When the load resistor is low, it is easy for the circuit to supply the roughly 100 mA required. After all, a 10 Ω resistor only needs 1 V across it to get there. But the circuit can only get the collector to around 11 V. So it stands to reason that somewhere after 100 Ω, things will go bad. You can see that in the chart from the simulation where I stepped the load resistor from 1 Ω to 150 Ω:
The blue trace (the one that starts in the lower left, for the color blind) is the voltage required to generate the 98 mA through the resistor. The green trace is flat until you get to the 11 V point. Then it drop dramatically as the circuit can supply no more voltage.
All Your Base Voltage
To keep that example simple, I just put a perfect voltage source on the base. But in the first example, I used a voltage divider with a 1 kΩ and 170 Ω resistor. If you did a little math you’d see that 170/(170+1000)=0.15 (about). So with a 12 V supply, you’d think that divider produces 1.8 V. Yet the actual base voltage in that example is about a 1/10th of a volt less.
The reason is simple.
R4‘s value is really in parallel with the emitter resistor (
R2) times the beta of the transistor. Since
R4 is small and
R2 times beta is probably pretty big (at least 50,000, I’d guess), the effect is small. However, if
R4 were large this could have a serious effect.
By the way, I’m not being lazy about estimating the effective resistance. A transistor’s beta is not a very stable parameter, so whatever the nominal value is, it will vary quite a bit based on current, temperature, and even from device to device.
But Wait, There’s More…
These simple current sources and sinks are pretty useful. However, there are some limitations and there are circuits we will look at in the future that try to mitigate those limitations. For example, FETs can do this quite well, with a bit more math. It is also common to use more than one device to mirror a current — that is, take a reference current and reproduce it. That doesn’t sound useful but think of it as the same as an emitter follower for voltage. The source voltage sees a light load and produces an output voltage that can supply more current than the original source. Same for a current mirror. The reference current might not have a wide range of compliance voltages or — like a resistor — be sensitive to the load. The mirror will present a stable load while providing a more robust output current.

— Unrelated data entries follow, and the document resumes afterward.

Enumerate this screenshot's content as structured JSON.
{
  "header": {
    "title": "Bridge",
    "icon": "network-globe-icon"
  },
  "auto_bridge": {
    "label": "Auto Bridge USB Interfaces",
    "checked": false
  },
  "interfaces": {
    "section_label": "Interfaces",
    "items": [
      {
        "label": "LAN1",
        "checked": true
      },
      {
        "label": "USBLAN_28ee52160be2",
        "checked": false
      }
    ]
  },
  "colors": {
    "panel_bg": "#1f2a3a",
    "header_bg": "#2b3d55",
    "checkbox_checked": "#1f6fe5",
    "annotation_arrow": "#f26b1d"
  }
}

If you want to try an experiment, replace the load resistor on the PNP circuit with a capacitor and run a transient analysis. Just be sure to set the UIC option on the analysis command line (check the box that says skip initial operating point solution). Have a look at the voltage on the capacitor. By varying the current-setting resistor and the capacitor value you can create different straight line charging times. You can find my solution online.